Today I want to talk about how a divorce can affect your mortgage loan application.  

The state of Florida is a marital property state, meaning that you are either married or divorced. If you’re married while you own your primary residence, you and your spouse are both obligated under the mortgage to ensure taxes and insurance get paid.

This doesn’t mean that you were both on the note when you took out your mortgage. Being on the note means that you have the responsibility to pay, while being on the mortgage means that you acknowledge there’s a lien on the property and that you’re responsible for your taxes, insurance, and HOA fees.

“If one spouse was given the home, it is considered a contingent liability.”

During a divorce, somebody is usually either given the marital property or forced to sell it. If you are forced to sell the home, for us to not count that payment against you and your debt-to-income ratio, that house would have to be sold simultaneously with your new home purchase, unless you can qualify with both payments.

If one spouse was given the home, it is considered a contingent liability. Depending on the loan program, as long as it states who was awarded the home in the divorce decree after it’s finalized, we would not have to count the payment against the spouse who didn’t take the home. This applies even if the home had not been refinanced out of your name.

During a divorce, it’s also important to stay up on your credit and keep track of who is paying what. Being late on a single credit card or car loan payment can lower your credit score anywhere from 30 to 60 points, which you don’t want when buying a new home.

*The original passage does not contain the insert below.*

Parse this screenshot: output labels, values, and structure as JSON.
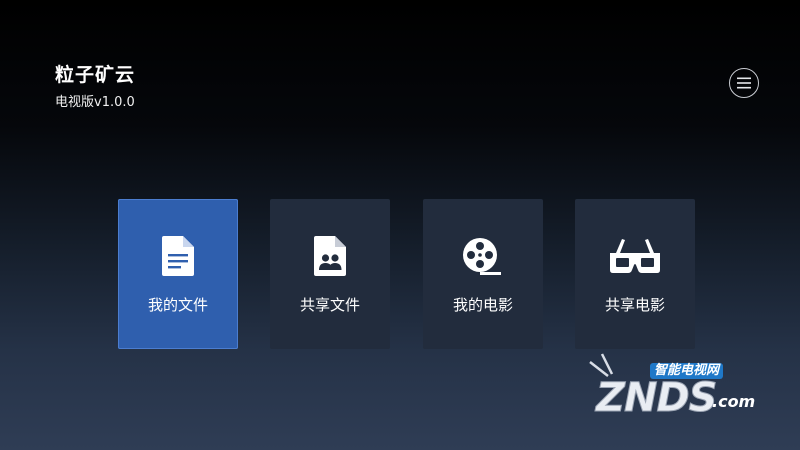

If you have any questions about this, please feel free to contact me. I look forward to hearing from you soon.